[Entries from a dataset of interfaces]

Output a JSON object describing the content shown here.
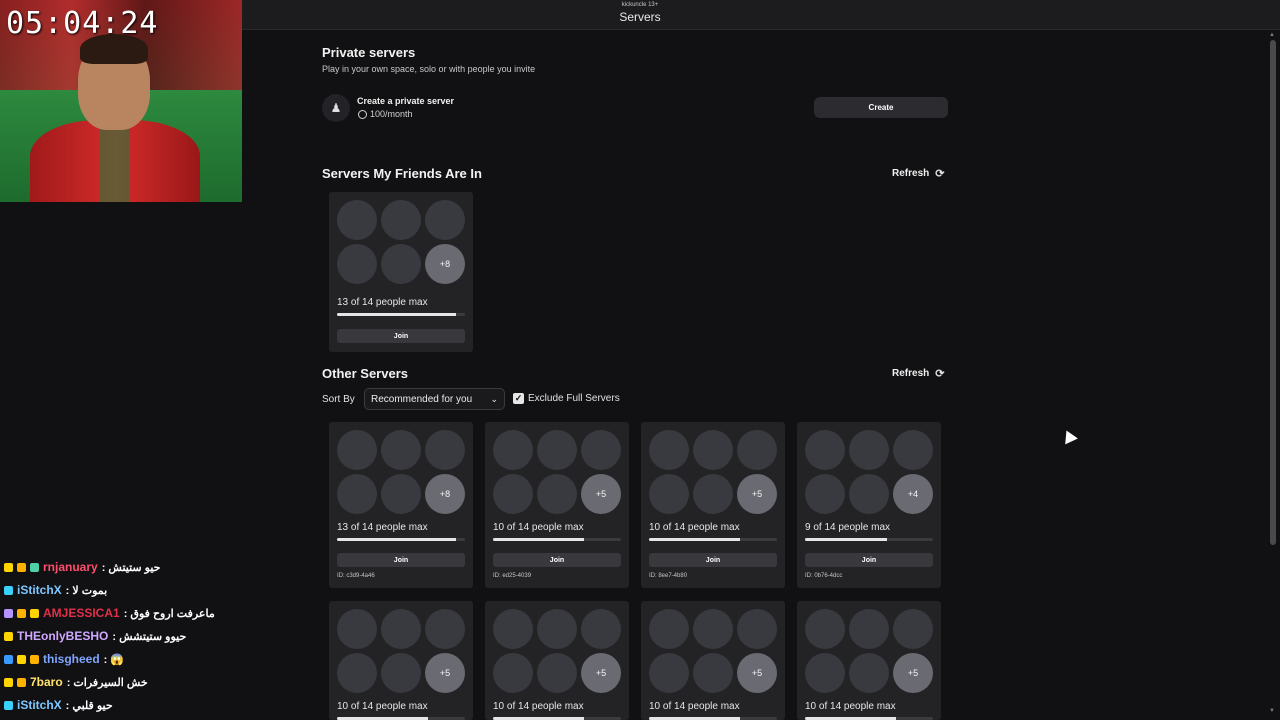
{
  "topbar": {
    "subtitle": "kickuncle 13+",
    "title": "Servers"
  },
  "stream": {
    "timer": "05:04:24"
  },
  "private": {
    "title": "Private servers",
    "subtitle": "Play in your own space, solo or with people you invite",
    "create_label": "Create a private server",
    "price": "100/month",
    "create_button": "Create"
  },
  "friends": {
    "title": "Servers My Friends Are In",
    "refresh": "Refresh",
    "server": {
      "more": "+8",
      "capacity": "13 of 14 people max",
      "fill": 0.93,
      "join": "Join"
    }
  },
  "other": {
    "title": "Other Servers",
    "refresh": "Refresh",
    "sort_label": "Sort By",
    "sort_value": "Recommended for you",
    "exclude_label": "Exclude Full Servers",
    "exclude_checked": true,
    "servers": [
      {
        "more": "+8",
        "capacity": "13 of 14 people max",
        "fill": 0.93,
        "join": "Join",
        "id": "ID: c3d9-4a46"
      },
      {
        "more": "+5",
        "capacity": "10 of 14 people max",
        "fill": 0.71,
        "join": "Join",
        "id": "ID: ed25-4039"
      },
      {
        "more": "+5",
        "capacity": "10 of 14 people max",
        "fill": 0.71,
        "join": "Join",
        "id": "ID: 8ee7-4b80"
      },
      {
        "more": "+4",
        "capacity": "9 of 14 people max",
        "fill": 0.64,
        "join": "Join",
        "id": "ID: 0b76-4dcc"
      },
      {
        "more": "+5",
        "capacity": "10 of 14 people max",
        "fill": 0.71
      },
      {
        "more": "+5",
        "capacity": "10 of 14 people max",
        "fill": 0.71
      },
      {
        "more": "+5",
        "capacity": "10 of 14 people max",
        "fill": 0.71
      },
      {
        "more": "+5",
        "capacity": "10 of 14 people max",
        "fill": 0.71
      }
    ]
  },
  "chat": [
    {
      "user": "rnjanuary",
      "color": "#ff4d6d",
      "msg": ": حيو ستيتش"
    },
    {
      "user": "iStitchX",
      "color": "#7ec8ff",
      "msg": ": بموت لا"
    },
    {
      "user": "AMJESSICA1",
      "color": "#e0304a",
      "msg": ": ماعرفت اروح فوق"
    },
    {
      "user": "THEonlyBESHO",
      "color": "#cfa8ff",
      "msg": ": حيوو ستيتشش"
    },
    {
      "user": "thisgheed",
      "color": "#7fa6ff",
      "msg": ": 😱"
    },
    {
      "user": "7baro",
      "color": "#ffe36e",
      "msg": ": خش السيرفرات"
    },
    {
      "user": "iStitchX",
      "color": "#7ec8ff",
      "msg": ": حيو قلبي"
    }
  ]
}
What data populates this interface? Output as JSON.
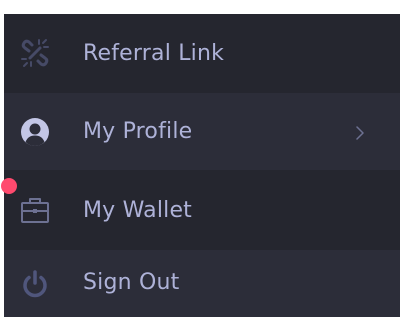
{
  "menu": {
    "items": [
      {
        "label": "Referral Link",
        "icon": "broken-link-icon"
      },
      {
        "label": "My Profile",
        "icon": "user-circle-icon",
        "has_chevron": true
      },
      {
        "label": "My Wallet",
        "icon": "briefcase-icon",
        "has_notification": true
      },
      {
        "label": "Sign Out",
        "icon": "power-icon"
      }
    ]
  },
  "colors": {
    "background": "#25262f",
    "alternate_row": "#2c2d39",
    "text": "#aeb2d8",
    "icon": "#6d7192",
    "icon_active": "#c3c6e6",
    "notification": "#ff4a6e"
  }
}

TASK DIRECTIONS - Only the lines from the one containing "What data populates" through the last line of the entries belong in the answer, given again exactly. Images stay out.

THE COMPLETED TASK -
What data populates this interface? Output as JSON.
{
  "menu": {
    "items": [
      {
        "label": "Referral Link",
        "icon": "broken-link-icon"
      },
      {
        "label": "My Profile",
        "icon": "user-circle-icon",
        "has_chevron": true
      },
      {
        "label": "My Wallet",
        "icon": "briefcase-icon",
        "has_notification": true
      },
      {
        "label": "Sign Out",
        "icon": "power-icon"
      }
    ]
  },
  "colors": {
    "background": "#25262f",
    "alternate_row": "#2c2d39",
    "text": "#aeb2d8",
    "icon": "#6d7192",
    "icon_active": "#c3c6e6",
    "notification": "#ff4a6e"
  }
}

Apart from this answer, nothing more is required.